You might recognize strata title as a type of ownership of property, established purposely to relate to communal living areas. Since “strata” relates to apartments on different levels, the term in itself is descriptive.
Strata title was first created in a state in Australia way back in 1961. Since then, it has been adopted into law by other countries like Canada (British Columbia), Singapore, South Africa, Indonesia, Malaysia, Fiji, the Philippines, India and Dubai. Separate apartments in larger building complexes are the main things involved in strata title. It is especially efficient in dealing with such conditions in countries that have concerns with overcrowding.
Methods that make use of strata title include two factors. Owned by one particular owner, the first is the individual property. You can usually find this consisting of an apartment, garage or a certain sort of stock room. Second is the model of communal property. Including common stairways, parking areas, driveways, roofs and yards, among other things, this element includes everything else situated on the property that is not included in the separate lot itself.

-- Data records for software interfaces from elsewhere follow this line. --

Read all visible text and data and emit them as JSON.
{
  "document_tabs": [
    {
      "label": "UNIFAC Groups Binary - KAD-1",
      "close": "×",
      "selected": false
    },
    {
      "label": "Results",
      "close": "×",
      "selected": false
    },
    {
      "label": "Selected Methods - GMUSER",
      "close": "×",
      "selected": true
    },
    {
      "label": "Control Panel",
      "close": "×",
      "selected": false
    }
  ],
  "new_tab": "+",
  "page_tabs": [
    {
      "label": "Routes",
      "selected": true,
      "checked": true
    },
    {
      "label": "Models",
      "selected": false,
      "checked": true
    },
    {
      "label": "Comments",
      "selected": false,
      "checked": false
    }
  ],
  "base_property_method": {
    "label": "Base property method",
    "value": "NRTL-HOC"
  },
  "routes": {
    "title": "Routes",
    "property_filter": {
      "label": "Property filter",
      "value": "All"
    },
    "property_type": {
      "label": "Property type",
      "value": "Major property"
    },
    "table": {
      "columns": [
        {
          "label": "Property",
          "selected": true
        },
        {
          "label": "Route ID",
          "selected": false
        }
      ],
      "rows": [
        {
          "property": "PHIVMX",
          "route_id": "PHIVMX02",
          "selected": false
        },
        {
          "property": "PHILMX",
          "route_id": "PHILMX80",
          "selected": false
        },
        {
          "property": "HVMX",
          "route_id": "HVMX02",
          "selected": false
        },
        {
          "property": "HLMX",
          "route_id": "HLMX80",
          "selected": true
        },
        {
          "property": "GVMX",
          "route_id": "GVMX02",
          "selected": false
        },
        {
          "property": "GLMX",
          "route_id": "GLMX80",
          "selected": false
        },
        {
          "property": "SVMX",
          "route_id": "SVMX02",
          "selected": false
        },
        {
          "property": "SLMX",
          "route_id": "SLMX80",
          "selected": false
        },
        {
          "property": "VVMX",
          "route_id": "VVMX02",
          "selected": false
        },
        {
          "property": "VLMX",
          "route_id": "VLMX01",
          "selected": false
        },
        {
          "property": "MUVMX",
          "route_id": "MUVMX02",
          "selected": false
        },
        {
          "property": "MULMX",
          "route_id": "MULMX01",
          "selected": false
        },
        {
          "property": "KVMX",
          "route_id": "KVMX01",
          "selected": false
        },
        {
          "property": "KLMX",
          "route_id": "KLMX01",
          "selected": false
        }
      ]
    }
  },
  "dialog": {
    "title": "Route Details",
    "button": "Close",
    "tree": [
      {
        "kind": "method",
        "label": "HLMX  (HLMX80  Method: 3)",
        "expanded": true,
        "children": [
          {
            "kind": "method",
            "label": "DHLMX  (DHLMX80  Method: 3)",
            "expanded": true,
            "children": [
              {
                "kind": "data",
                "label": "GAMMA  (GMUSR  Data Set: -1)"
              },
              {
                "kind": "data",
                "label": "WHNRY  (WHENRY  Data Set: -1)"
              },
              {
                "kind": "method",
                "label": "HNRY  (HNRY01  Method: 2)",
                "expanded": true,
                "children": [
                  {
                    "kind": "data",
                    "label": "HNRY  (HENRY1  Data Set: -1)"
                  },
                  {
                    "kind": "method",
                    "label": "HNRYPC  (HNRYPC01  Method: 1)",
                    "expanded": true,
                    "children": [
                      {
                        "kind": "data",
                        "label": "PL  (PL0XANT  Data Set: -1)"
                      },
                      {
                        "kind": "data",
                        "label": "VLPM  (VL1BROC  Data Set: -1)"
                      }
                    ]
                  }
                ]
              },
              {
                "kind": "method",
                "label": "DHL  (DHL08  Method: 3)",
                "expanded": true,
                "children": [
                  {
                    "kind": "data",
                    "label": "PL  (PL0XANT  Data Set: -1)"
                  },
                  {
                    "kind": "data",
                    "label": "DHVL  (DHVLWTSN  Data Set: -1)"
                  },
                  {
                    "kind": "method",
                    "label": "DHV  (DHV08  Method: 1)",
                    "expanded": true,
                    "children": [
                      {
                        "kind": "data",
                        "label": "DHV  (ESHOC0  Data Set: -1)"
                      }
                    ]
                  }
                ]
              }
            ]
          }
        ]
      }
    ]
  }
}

It also makes sense that conflicts amongst neighboring property owners are bound to happen at a certain point, because having a lot of people living together in such a compact little space is so common in many of the countries that employ a strata title scheme. The situation has been anticipated in numerous countries already, and action has been taken to respond to the needs of persons in similar conditions. Anticipating these issues in advance, three Australian jurisdictions have already developed procedures to resolve conflicts of this matter, for example. Every jurisdiction has a somewhat different method by which to resolve conflicts relating to neighboring property owners in communal living situations, but their ultimate objective remains similar. In case a jurisdiction does not have a conflict resolution system in place, the complainant must proceed straight to the Supreme Court. Conflicts of this nature can usually be costly and not time-effective and yet for a few, they continue the only alternative for recourse.